Ray: a rock in the river

Raymond K. Duros: 1964 photo captured and developed on hand-rolled film by other big brother , James Duros, taken with an Argus C3, Harms Woods, Il.

This is my oldest brother, Ray. He’s in characteristic pose, balancing on an old tree limb, above a murky trickle of a creek in a Cook County forest preserve. Ray would scoop mud from the beds of waterways like this and keep it in a jar and watch with fascination what crawled and swam from the oozing mess.

Today would have been Ray’s 72 birthday. As it is, he lived to celebrate only 28 birthdays in his life. He died so long ago, my memories are simply sensory — an image, a smell, a feeling of gladness, happiness or comfort. I recall some key moments. Mostly I recall missing him and now as I look back on the spent years I see mostly how his living and his leaving changed me and changed everything in my family.

I see Ray in the basement, blowing up plastic models of WWII boats. He’d fashion flame and smoke out of cotton and stick it in the boat stacks and explode the boats with firecrackers in basins of water. And I see Ray bringing home crayfish to live in the basement sink. Ray deeply influenced my reading habits —   it was because of him that I read Sartre at the age of 11 and other existential writers way beyond my level of comprehension. He would write creatively and it is probably because of him that I too wanted to be a writer.

Ray was a typical young man of the 60s. One day I and my preteen girl friends hid in my room devouring his Playboys. Behind closed doors, we each held up a copy, pin up unfolded in front of us and wiggled behind the images of full formed women, talking seductively in our squeaky little girl voices.
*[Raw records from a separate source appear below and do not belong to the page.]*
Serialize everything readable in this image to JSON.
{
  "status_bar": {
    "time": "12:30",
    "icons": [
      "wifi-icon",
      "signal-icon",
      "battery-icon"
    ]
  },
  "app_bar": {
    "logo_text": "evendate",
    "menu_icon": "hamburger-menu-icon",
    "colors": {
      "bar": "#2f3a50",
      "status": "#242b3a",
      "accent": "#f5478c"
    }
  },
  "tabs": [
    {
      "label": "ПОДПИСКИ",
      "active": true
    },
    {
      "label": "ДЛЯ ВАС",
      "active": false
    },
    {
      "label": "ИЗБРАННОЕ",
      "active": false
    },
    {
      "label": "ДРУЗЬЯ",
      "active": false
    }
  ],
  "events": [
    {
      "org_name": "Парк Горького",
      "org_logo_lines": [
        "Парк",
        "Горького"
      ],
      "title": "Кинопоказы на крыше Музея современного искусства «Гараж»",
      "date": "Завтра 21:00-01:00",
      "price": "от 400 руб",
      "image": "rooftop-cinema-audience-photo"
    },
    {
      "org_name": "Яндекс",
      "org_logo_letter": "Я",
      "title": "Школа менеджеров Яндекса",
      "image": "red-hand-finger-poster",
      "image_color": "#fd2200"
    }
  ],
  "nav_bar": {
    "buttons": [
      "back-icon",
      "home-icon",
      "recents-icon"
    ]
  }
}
I recall that when he entered the living room at my parents house he would have the keys out and they would make a jingling noise. He would wash the car with suds on Saturdays and wore a varsity letter sweater from Lane Tech High School (we still have it). Ray loved all creatures without discrimination. I was terrified of spiders, and when I was a preteen Ray captured one in his hands and came toward me, hands folded closed, saying “Don’t be afraid – look! He’s more afraid of you …” I shrieked and went into a panic. It didn’t work. I still don’t like the creepy guys much.

There’s so much to say about Ray and the goodness of him and the sadness we all still feel that he left us so early. In many ways, as my parent’s first born, he was the promise of the family. Seven years older than I, he was the grown up I could talk to.

When I was ready to join the flower power movement at the age of 18 — it was Ray who tried to talk me out if it. I didn’t listen and I went to California with friends. The $100 bill in my shoe lasted only so long and I came home defeated about three months later. That dream was mostly over.

Ray was living on his own then, with a degree in marine biology from the University of Miami. He was married and worked at the same engineering firm as my dad.

I was still adrift in some ways, hungry to feed an adventurer’s heart, traveling out West and back repeatedly. Just three years after my first trip, I was camping at Yellow Pines, a backpacker’s camp in Yosemite Valley. For three days, sadness overwhelmed me during the two mile hike back and forth between the camp and Curry Village. I had called home every day but nobody picked up. Finally on a Thursday night, my baby sister answered. She told me Ray had died. I don’t recall what she said or her voice. I just remember the phone dangling from its cord where I had dropped it. I wailed under the moon, crying to the silver granite cliffs, then hitchhiked a ride to the Fresno Airport and took a plane home at midnight so I could attend Ray’s funeral the next day in Chicago on a steamy Friday, Aug. 13.

Those events changed my life so profoundly. I still struggle to see the path of events and the trail they left.

He left us in a mysterious way, and I recently learned something that holds the key to his leaving. It holds understanding and relief and could eclipse the tragedy with something resembling pride. But I need to understand it better before I share it.

Today on his birthday, I remember Ray and I remember the beauty of him and what he brought to all of us. I see the seeds of his short good life in the best days of my own.

His life was a rock in the river of my life and the lives of others who loved him. His presence changed the flow of events unpredictably and permanently.

Today on his birthday, I look behind and I look forward. I can see Ray balancing on this log with joy, in that moment, forever.